The infinite loops runs as before but this time, since there are no timers and at least one read/write stream, the timeout used in stream_select() function is NULL because we want to pause the loop execution until a stream is ready for some action.

while ($this->running) {
    // $this->nextTickQueue->tick();

    // $this->futureTickQueue->tick();

    // $this->timers->tick();

    // Next-tick or future-tick queues have pending callbacks ...
    // if (!$this->running || !$this->nextTickQueue->isEmpty() || !$this->futureTickQueue->isEmpty()) {
        //$timeout = 0;

    // There is a pending timer, only block until it is due ...
    //} elseif ($scheduledAt = $this->timers->getFirst()) {
    //    $timeout = $scheduledAt - $this->timers->getTime();
    //    if ($timeout < 0) {
    //        $timeout = 0;
    //    } else {
    //        $timeout = round($timeout * self::MICROSECONDS_PER_SECOND);
    //    }

    // The only possible event is stream activity, so wait forever ...
    } elseif ($this->readStreams || $this->writeStreams) {
        $timeout = null;

    // There's nothing left to do ...
    } //else {
        //break;
    //}

    $this->waitForStreamActivity($timeout);
}

You can see that if you look in the implementation of waitForStreamActivity() :

private function waitForStreamActivity($timeout)
{
    $read  = $this->readStreams;
    $write = $this->writeStreams;

    $available = $this->streamSelect($read, $write, $timeout);
    if (false === $available) {
        // if a system call has been interrupted,
        // we cannot rely on it's outcome
        return;
    }

    foreach ($read as $stream) {
        $key = (int) $stream;

        if (isset($this->readListeners[$key])) {
            call_user_func($this->readListeners[$key], $stream, $this);
        }
    }

    foreach ($write as $stream) {
        $key = (int) $stream;

        if (isset($this->writeListeners[$key])) {
            call_user_func($this->writeListeners[$key], $stream, $this);
        }
    }
}
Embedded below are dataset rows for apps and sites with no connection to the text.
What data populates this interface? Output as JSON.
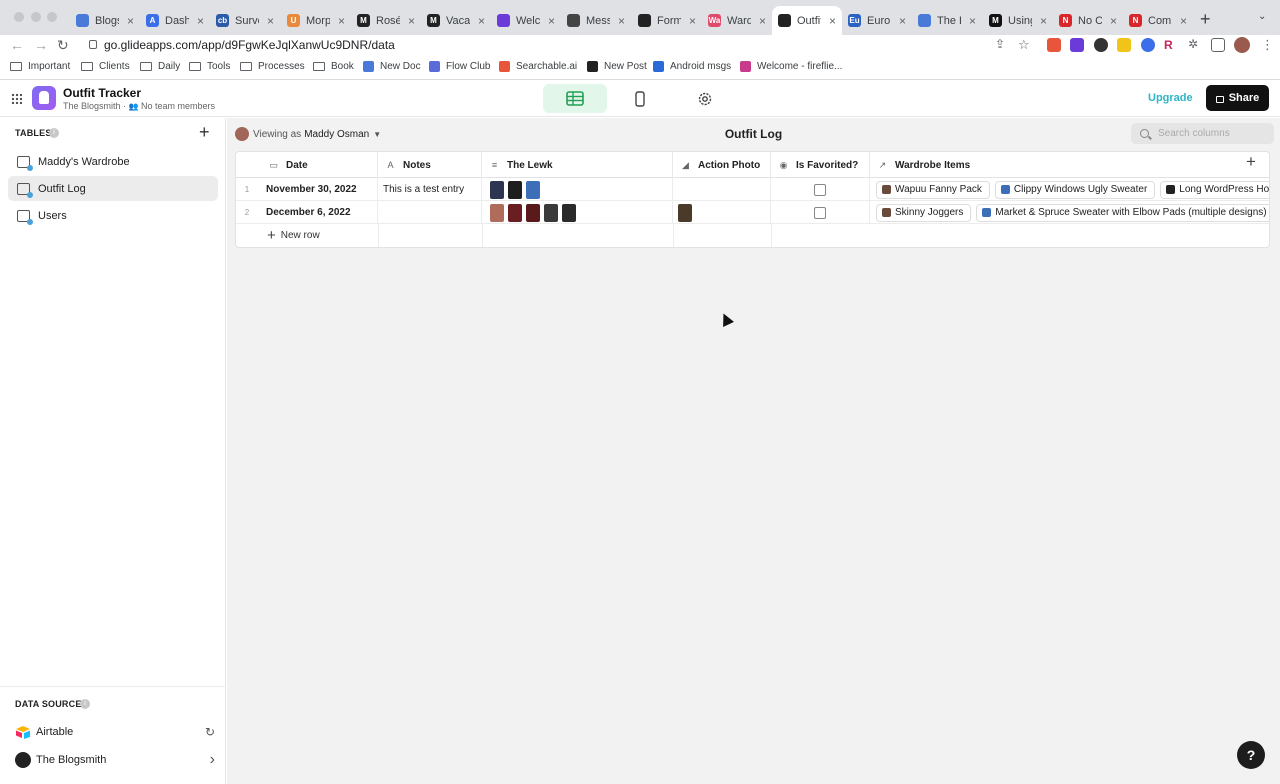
{
  "browser": {
    "tabs": [
      {
        "title": "Blogs",
        "color": "#4a7ad8",
        "letter": ""
      },
      {
        "title": "Dashb",
        "color": "#3b6ee8",
        "letter": "A"
      },
      {
        "title": "Surve",
        "color": "#2b5ba9",
        "letter": "cb"
      },
      {
        "title": "Morph",
        "color": "#e8893b",
        "letter": "U"
      },
      {
        "title": "Rosé",
        "color": "#222222",
        "letter": "M"
      },
      {
        "title": "Vacay",
        "color": "#222222",
        "letter": "M"
      },
      {
        "title": "Welco",
        "color": "#6a3bd8",
        "letter": ""
      },
      {
        "title": "Messa",
        "color": "#444444",
        "letter": ""
      },
      {
        "title": "Form",
        "color": "#222222",
        "letter": ""
      },
      {
        "title": "Wardr",
        "color": "#e04a6a",
        "letter": "Wa"
      },
      {
        "title": "Outfit",
        "color": "#222222",
        "letter": ""
      },
      {
        "title": "Euro",
        "color": "#2a62c4",
        "letter": "Eu"
      },
      {
        "title": "The B",
        "color": "#4a7ad8",
        "letter": ""
      },
      {
        "title": "Using",
        "color": "#111111",
        "letter": "M"
      },
      {
        "title": "No Co",
        "color": "#d8262b",
        "letter": "N"
      },
      {
        "title": "Comm",
        "color": "#d8262b",
        "letter": "N"
      }
    ],
    "active_tab_index": 10,
    "url": "go.glideapps.com/app/d9FgwKeJqlXanwUc9DNR/data",
    "bookmarks": [
      {
        "label": "Important",
        "type": "folder"
      },
      {
        "label": "Clients",
        "type": "folder"
      },
      {
        "label": "Daily",
        "type": "folder"
      },
      {
        "label": "Tools",
        "type": "folder"
      },
      {
        "label": "Processes",
        "type": "folder"
      },
      {
        "label": "Book",
        "type": "folder"
      },
      {
        "label": "New Doc",
        "type": "site",
        "color": "#4a7ad8"
      },
      {
        "label": "Flow Club",
        "type": "site",
        "color": "#5a6ad8"
      },
      {
        "label": "Searchable.ai",
        "type": "site",
        "color": "#e8553b"
      },
      {
        "label": "New Post",
        "type": "site",
        "color": "#222222"
      },
      {
        "label": "Android msgs",
        "type": "site",
        "color": "#2a6ad8"
      },
      {
        "label": "Welcome - fireflie...",
        "type": "site",
        "color": "#c83b8a"
      }
    ]
  },
  "app": {
    "title": "Outfit Tracker",
    "org": "The Blogsmith",
    "members": "No team members",
    "upgrade_label": "Upgrade",
    "share_label": "Share",
    "accent": "#2bb5c9"
  },
  "sidebar": {
    "tables_heading": "TABLES",
    "tables": [
      {
        "label": "Maddy's Wardrobe",
        "active": false
      },
      {
        "label": "Outfit Log",
        "active": true
      },
      {
        "label": "Users",
        "active": false
      }
    ],
    "sources_heading": "DATA SOURCES",
    "sources": [
      {
        "label": "Airtable",
        "action": "↻"
      },
      {
        "label": "The Blogsmith",
        "action": "›"
      }
    ]
  },
  "main": {
    "viewing_prefix": "Viewing as",
    "viewing_user": "Maddy Osman",
    "table_title": "Outfit Log",
    "search_placeholder": "Search columns",
    "columns": [
      {
        "label": "Date",
        "icon": "calendar-icon"
      },
      {
        "label": "Notes",
        "icon": "text-icon"
      },
      {
        "label": "The Lewk",
        "icon": "list-icon"
      },
      {
        "label": "Action Photo",
        "icon": "image-icon"
      },
      {
        "label": "Is Favorited?",
        "icon": "toggle-icon"
      },
      {
        "label": "Wardrobe Items",
        "icon": "relation-icon"
      }
    ],
    "rows": [
      {
        "num": "1",
        "date": "November 30, 2022",
        "notes": "This is a test entry",
        "lewk": [
          "#2d3550",
          "#1e1e1e",
          "#3c6fb8"
        ],
        "photo": null,
        "favorited": false,
        "items": [
          "Wapuu Fanny Pack",
          "Clippy Windows Ugly Sweater",
          "Long WordPress Hoodie"
        ]
      },
      {
        "num": "2",
        "date": "December 6, 2022",
        "notes": "",
        "lewk": [
          "#b06c5a",
          "#6a1e22",
          "#5a1a1c",
          "#3a3a3a",
          "#2a2a2a"
        ],
        "photo": "#4a3a2a",
        "favorited": false,
        "items": [
          "Skinny Joggers",
          "Market & Spruce Sweater with Elbow Pads (multiple designs)"
        ]
      }
    ],
    "new_row_label": "New row"
  }
}
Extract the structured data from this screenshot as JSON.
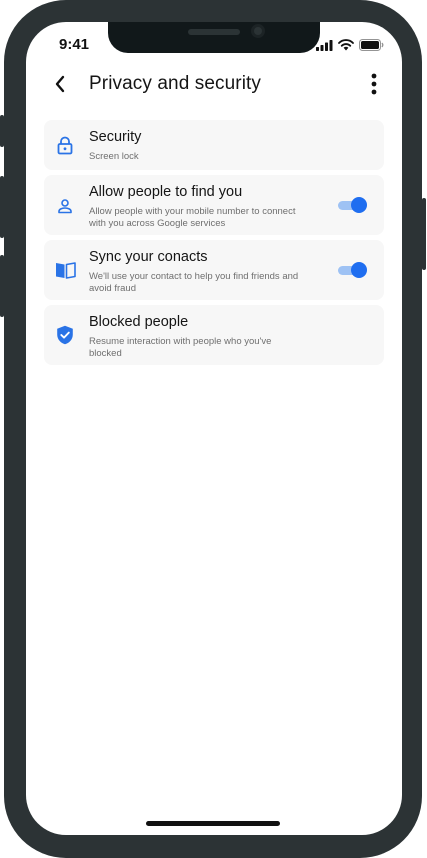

The streamSelect() method is the one that calls the stream_select() function. It will return when there is a change of state for at least one stream. When this happens, we examine all the read streams to see which of them changed state and for those we execute their callback. The callback will usually be a function that reads data from the stream buffer and does something with this data. The some for the write streams. Change of state for them means that we can write data to their buffer and this is what their callback will usually do. Since one stream does not need to wait for the other and data are read/write whenever they are available the whole I/O happens asynchronously.